THE POWER OF SYMBOLS AND NORMS

Barriers can be very visible, even blatant, just like this “no high heels this way” sign at a global headquarters I recently visited. Here, women might get the impression that they have to take a detour and who knows if their extra mile will even get them to the top floor? Of course, the sign forms part of a corporate safety policy and serves as an important protection. It is, however, at the same time one of the many symbols that accumulate to manifest mono-cultural norms. Minorities find it easy to spot and identify many of the micro-inequities in the management world while the dominant mainstream group has to be made aware. For them, many aspects are so implicit (= assumptions) and given (= facts/cornerstones) that they won’t even consider anyone’s responsibility for corporate cultural norms –let alone their own ability to change any aspect of it. Obviously, the level of awareness – not for diversity alone, but also for the dynamics of differences and for the overall complexity of the topic – determines the approach a manager in charge of Diversity will choose. When Diversity was young and so were the stakeholders, a D&I strategy, process or programme always role-modelled its own message. With D&I maturing and rising up through corporate ranks, many  of the new stakeholders are part of the mainstream management culture themselves. They, hence, apply a different set of tools when developing, designing and implementing Diversity.
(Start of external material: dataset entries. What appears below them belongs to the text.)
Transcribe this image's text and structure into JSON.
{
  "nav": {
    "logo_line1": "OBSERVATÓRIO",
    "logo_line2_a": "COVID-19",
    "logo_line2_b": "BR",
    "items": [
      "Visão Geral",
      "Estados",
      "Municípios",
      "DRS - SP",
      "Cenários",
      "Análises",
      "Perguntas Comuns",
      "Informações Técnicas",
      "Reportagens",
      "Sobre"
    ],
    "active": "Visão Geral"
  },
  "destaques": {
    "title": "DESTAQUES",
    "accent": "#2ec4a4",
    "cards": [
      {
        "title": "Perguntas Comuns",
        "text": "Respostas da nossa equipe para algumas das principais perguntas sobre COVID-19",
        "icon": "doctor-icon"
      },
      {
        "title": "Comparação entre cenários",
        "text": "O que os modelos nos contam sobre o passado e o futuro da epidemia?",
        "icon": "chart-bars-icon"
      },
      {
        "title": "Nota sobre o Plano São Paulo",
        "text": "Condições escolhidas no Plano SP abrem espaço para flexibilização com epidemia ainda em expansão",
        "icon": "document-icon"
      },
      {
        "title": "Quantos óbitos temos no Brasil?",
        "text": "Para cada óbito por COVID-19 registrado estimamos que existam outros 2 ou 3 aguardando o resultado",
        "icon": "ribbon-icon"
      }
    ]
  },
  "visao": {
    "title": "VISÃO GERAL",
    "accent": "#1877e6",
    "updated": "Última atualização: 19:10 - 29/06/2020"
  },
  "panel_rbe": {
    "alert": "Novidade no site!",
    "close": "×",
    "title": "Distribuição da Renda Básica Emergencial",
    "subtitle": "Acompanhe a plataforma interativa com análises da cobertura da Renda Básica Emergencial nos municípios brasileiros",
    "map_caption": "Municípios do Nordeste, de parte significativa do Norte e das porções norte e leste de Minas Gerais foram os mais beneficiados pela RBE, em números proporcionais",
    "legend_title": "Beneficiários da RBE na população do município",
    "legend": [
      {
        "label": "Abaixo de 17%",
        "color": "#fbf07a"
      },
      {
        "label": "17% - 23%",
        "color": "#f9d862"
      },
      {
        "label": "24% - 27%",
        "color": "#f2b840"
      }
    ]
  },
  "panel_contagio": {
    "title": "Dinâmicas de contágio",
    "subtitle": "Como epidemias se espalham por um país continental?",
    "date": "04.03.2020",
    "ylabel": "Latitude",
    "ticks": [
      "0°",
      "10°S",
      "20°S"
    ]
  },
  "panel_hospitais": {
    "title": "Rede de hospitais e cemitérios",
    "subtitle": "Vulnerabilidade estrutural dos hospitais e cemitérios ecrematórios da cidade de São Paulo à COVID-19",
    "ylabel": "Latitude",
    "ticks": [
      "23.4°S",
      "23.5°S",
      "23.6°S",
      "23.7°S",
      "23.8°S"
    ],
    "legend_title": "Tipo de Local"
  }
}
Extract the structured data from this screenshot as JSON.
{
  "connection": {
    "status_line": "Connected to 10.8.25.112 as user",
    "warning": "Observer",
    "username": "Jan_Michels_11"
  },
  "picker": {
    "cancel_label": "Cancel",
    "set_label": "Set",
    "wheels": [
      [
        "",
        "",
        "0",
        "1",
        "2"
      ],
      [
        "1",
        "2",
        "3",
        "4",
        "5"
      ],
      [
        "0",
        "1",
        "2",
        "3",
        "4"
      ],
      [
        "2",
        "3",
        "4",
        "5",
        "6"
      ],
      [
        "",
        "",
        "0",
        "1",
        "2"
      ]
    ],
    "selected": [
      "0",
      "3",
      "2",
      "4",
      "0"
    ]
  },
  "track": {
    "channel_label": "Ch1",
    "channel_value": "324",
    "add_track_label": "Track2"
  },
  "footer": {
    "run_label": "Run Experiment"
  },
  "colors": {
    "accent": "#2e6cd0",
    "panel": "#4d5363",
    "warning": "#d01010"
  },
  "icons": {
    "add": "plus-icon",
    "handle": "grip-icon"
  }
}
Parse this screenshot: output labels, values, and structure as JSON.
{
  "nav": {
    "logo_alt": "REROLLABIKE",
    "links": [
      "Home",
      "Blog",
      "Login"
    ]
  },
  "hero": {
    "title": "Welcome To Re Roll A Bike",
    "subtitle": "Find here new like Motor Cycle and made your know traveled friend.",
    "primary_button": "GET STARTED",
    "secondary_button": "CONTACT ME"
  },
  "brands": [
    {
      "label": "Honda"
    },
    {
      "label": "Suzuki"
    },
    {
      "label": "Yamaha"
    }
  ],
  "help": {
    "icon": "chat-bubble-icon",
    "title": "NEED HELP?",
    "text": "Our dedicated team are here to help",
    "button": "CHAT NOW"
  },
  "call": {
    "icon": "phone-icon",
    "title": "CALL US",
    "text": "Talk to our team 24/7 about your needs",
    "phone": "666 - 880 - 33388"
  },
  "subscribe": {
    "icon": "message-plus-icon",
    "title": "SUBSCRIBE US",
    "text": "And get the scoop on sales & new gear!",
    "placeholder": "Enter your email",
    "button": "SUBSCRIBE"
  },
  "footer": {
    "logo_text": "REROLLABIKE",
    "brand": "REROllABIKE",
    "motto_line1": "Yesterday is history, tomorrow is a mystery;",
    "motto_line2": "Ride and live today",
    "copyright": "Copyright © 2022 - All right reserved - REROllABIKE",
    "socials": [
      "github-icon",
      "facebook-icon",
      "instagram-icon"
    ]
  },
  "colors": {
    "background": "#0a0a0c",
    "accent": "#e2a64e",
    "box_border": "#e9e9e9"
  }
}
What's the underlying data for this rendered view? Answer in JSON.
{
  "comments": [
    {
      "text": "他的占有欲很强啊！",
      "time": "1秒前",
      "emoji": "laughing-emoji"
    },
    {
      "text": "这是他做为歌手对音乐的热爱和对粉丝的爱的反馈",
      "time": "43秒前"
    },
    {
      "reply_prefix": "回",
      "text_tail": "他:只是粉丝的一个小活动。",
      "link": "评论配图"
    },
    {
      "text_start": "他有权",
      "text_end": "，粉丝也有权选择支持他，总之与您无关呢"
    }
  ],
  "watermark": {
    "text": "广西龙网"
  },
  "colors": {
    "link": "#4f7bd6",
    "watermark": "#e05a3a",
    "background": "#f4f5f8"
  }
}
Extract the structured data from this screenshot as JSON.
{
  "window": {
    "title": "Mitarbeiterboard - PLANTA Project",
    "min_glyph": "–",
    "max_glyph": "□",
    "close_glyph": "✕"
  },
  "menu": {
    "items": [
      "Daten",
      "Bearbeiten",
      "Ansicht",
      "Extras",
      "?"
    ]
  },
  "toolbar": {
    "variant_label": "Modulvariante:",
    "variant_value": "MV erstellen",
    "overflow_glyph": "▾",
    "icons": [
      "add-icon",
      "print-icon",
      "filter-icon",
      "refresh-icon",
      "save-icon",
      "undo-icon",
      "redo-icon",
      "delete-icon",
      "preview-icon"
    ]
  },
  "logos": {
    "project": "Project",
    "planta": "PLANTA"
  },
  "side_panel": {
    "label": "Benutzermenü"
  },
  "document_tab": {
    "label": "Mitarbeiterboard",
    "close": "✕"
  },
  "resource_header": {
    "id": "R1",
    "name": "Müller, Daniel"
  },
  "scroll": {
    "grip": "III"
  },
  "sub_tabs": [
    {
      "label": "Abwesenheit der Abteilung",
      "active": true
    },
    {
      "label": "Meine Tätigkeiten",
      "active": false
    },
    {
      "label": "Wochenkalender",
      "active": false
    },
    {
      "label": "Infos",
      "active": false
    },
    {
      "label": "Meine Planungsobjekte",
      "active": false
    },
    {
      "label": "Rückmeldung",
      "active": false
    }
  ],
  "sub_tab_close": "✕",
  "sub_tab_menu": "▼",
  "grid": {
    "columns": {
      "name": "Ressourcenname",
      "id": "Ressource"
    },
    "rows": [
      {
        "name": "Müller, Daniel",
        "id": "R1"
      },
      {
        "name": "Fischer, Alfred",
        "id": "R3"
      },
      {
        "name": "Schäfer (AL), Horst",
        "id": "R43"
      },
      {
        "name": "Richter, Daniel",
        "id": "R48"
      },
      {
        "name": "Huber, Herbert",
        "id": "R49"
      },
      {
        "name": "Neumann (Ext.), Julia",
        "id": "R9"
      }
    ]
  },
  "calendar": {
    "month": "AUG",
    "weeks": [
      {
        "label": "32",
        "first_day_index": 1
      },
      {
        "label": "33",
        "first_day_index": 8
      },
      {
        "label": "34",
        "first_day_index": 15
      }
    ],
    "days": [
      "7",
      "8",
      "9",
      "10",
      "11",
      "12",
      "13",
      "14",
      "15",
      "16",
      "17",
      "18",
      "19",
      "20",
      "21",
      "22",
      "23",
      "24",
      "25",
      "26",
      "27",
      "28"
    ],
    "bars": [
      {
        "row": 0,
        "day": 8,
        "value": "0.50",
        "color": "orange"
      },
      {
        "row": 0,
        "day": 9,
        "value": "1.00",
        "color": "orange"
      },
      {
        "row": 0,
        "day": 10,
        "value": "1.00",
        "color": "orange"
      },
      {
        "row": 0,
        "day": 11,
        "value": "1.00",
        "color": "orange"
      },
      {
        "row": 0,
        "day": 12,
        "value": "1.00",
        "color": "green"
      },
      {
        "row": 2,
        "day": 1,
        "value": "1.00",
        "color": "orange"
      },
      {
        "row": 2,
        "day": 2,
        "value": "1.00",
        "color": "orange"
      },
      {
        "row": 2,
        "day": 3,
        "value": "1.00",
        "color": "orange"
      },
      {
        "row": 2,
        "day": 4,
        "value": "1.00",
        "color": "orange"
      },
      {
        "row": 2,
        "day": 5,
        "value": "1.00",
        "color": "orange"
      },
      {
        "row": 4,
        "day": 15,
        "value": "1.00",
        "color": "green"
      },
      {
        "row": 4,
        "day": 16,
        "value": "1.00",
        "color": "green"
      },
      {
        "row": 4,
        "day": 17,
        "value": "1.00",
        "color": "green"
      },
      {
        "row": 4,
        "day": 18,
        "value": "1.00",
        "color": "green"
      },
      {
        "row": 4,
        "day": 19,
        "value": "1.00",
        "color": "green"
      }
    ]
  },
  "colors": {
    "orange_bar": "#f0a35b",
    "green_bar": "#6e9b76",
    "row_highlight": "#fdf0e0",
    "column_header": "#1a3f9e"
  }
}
When these tools are taken off the mainstream shelf, they will fight the fire with gasoline and – literally – burn the topic. Experience shows that you can’t start a diversity programme with KPIs and accountability frameworks before key stakeholder support has been enlisted. You can’t set targets until you are done with your homework (analysis, audits and surveys). And you can’t start with workshops when you don’t have anything to offer as a follow up implementation framework. So, here we are, the D&I Community, with a greater diversity of stakeholders than we expected to have. We are now called upon to practice what we preach and embrace those different approaches while relying on our competencies and transfer knowledge and skills. Exiting times. Enjoy our post-holiday issue